**MATERIAL TO PROCESS**

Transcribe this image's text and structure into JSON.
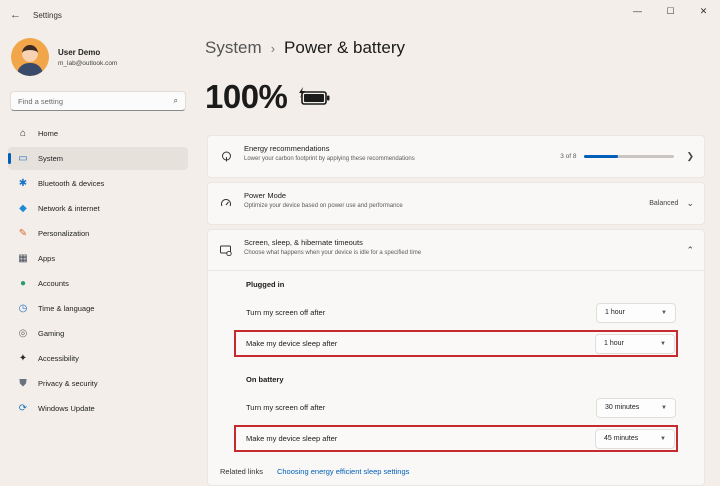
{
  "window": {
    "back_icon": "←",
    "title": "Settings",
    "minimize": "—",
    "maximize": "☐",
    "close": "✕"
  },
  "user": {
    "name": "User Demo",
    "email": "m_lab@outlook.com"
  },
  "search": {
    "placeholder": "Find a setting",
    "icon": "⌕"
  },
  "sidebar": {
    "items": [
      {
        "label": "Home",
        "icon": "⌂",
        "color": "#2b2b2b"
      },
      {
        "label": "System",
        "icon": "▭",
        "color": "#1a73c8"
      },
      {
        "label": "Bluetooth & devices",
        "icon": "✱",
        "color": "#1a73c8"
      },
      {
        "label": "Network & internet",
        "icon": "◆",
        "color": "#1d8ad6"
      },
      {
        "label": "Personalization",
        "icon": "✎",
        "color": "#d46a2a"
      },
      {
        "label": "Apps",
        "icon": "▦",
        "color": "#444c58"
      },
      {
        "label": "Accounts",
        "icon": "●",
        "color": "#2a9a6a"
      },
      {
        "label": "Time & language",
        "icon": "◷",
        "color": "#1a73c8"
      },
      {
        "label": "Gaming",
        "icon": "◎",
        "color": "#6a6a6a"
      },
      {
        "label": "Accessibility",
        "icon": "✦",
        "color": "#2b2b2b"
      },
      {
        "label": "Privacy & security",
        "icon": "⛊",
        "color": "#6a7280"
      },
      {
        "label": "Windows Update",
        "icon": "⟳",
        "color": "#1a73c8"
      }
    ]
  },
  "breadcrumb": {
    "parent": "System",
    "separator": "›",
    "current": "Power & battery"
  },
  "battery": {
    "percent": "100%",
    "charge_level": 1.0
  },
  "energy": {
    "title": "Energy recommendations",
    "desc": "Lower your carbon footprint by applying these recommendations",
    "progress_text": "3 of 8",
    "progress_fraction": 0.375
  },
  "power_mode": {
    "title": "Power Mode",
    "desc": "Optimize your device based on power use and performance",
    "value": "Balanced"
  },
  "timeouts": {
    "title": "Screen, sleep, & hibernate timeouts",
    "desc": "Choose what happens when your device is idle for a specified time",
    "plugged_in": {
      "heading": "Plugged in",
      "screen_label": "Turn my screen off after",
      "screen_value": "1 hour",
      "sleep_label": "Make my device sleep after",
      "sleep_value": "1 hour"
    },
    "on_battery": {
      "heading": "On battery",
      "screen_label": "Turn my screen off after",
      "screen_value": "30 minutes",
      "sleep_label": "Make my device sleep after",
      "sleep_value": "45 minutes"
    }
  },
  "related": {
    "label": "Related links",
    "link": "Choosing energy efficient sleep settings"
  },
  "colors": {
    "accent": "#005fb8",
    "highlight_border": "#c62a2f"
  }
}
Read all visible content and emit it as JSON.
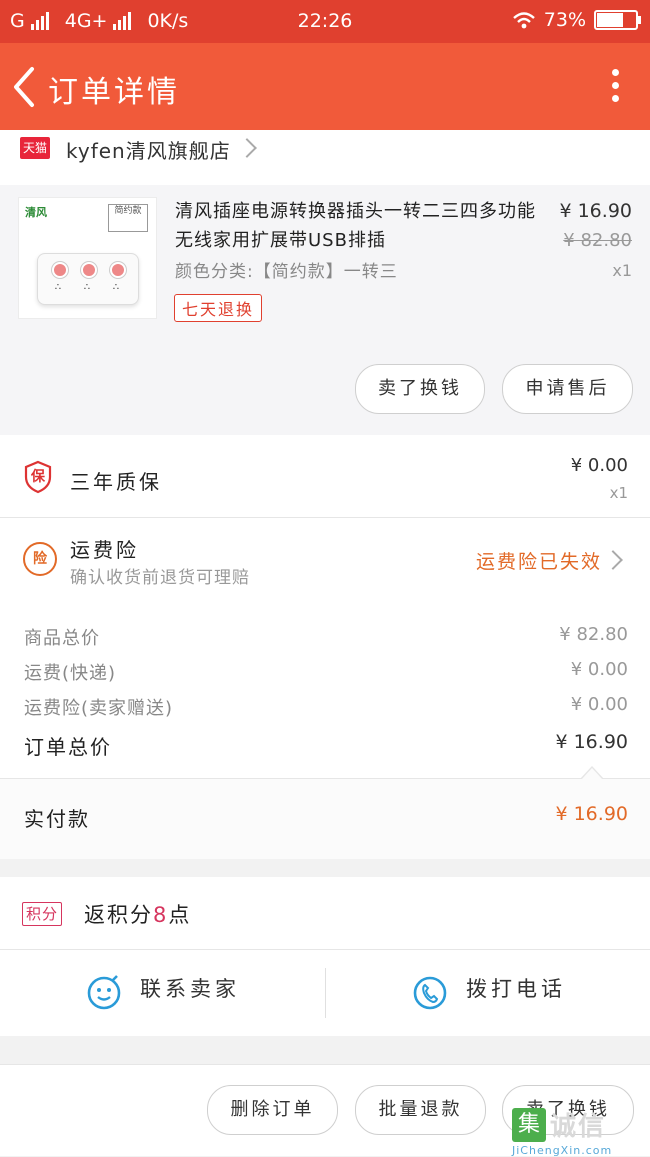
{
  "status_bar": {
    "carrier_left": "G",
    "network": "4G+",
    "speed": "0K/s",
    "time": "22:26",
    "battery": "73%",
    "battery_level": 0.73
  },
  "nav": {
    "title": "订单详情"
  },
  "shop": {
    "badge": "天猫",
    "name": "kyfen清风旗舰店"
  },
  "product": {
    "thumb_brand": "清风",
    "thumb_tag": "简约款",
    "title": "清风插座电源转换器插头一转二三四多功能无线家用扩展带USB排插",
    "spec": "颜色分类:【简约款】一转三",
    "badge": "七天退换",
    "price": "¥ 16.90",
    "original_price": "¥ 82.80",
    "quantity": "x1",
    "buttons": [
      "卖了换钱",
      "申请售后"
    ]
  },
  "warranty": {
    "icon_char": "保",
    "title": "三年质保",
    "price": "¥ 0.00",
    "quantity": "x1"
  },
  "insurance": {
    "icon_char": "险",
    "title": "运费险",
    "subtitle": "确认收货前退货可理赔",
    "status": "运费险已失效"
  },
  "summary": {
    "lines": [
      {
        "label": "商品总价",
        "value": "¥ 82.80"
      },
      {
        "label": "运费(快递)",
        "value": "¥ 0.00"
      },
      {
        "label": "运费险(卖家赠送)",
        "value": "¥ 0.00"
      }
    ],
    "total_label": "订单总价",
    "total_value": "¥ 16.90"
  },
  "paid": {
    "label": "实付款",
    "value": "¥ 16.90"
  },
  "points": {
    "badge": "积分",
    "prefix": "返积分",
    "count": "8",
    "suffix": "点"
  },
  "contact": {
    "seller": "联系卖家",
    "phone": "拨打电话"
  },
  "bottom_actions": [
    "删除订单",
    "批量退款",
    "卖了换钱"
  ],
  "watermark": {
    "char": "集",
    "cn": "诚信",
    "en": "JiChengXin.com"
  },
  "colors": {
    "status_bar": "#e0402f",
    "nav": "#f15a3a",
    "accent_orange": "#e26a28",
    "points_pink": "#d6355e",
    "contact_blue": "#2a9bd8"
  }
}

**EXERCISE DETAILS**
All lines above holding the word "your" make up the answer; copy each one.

**TASK OUTPUT**
    "desc": "Lower your carbon footprint by applying these recommendations",
    "desc": "Optimize your device based on power use and performance",
    "desc": "Choose what happens when your device is idle for a specified time",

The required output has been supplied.